For this blog post, I chose to analyze Disney movies in relation to motherhood. Many of the Disney movies do not have what is considered a traditional mother, but they do contain mother roles in other forms of characters.
In the Disney movie, Beauty and the Beast, there is no traditional mother, but Mrs. Teapot acts as a mother towards the Beast. She gives him advice on how to interact with Belle and how to change to become a more compassionate caring person. Keeping the members of the household in order is another one of the ways that she acts like the mother of the household.
The Little Mermaid, another Disney movie, also has a nontraditional mother figure. Sebastian, the crab, is put in charge of taking care of Ariel by her father, Triton. He is responsible for making sure that she attends the events she is supposed to and that she doesn’t get into any trouble, which is generally what mothers are thought to be accountable for. Triton also makes Sebastian liable for Ariel’s safety, much like a mother would.

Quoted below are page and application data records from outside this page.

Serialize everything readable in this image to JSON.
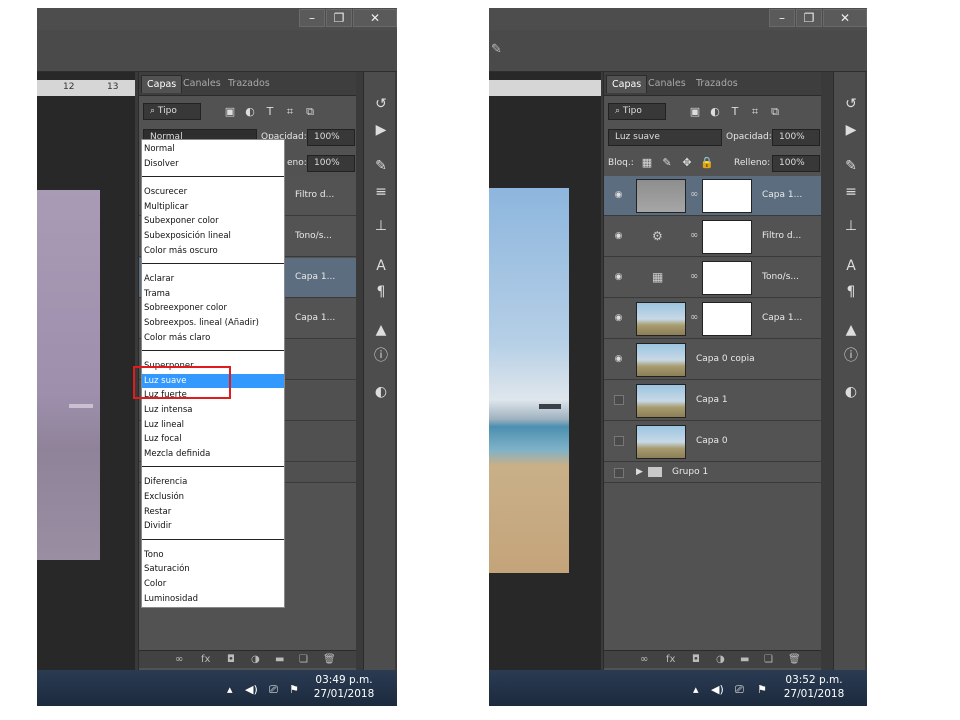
{
  "left": {
    "ruler": {
      "ticks": [
        "12",
        "13"
      ]
    },
    "panel": {
      "tabs": [
        "Capas",
        "Canales",
        "Trazados"
      ],
      "filter": "Tipo",
      "blend_mode": "Normal",
      "opacity_label": "Opacidad:",
      "opacity_value": "100%",
      "fill_label_partial": "eno:",
      "fill_value": "100%",
      "layer_names": [
        "Filtro d...",
        "Tono/s...",
        "Capa 1...",
        "Capa 1..."
      ]
    },
    "blend_menu": {
      "groups": [
        [
          "Normal",
          "Disolver"
        ],
        [
          "Oscurecer",
          "Multiplicar",
          "Subexponer color",
          "Subexposición lineal",
          "Color más oscuro"
        ],
        [
          "Aclarar",
          "Trama",
          "Sobreexponer color",
          "Sobreexpos. lineal (Añadir)",
          "Color más claro"
        ],
        [
          "Superponer",
          "Luz suave",
          "Luz fuerte",
          "Luz intensa",
          "Luz lineal",
          "Luz focal",
          "Mezcla definida"
        ],
        [
          "Diferencia",
          "Exclusión",
          "Restar",
          "Dividir"
        ],
        [
          "Tono",
          "Saturación",
          "Color",
          "Luminosidad"
        ]
      ],
      "highlighted": "Luz suave"
    },
    "taskbar": {
      "time": "03:49 p.m.",
      "date": "27/01/2018"
    }
  },
  "right": {
    "panel": {
      "tabs": [
        "Capas",
        "Canales",
        "Trazados"
      ],
      "filter": "Tipo",
      "blend_mode": "Luz suave",
      "opacity_label": "Opacidad:",
      "opacity_value": "100%",
      "lock_label": "Bloq.:",
      "fill_label": "Relleno:",
      "fill_value": "100%",
      "layers": [
        {
          "name": "Capa 1...",
          "selected": true
        },
        {
          "name": "Filtro d..."
        },
        {
          "name": "Tono/s..."
        },
        {
          "name": "Capa 1..."
        },
        {
          "name": "Capa 0 copia"
        },
        {
          "name": "Capa 1"
        },
        {
          "name": "Capa 0"
        },
        {
          "name": "Grupo 1"
        }
      ]
    },
    "taskbar": {
      "time": "03:52 p.m.",
      "date": "27/01/2018"
    }
  },
  "icons": {
    "minimize": "–",
    "maximize": "❐",
    "close": "✕",
    "eye": "◉",
    "chain": "∞",
    "folder": "▬",
    "caret": "▶"
  },
  "colors": {
    "highlight": "#3399ff",
    "annotation": "#e01c1c",
    "selected_layer": "#5c6d80"
  }
}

This concept is also shown in Marjane Satrapi’s Persepolis, in the Kim Wilde section. The girl is walking down the street and the Women’s Branch of the Guardians of the Revolution stop her and wants to arrest her for being improperly veiled and because she wasn’t dressed the way the thought Muslim women were supposed to dress. They can be seen as a kind of mother figure in a very nontraditional way. They are trying to protect the girl and makes sure that she behaves properly, which is what mothers do.
These different forms of popular culture show us that mother figures don’t have to be the traditional view of a mother. Mother figures can come in many forms. It doesn’t matter whether a person is male or female, they can still take care of people the way a mother is usually thought of doing.
Marjane Satrapi, “Kim Wilde,” Persepolis (2003).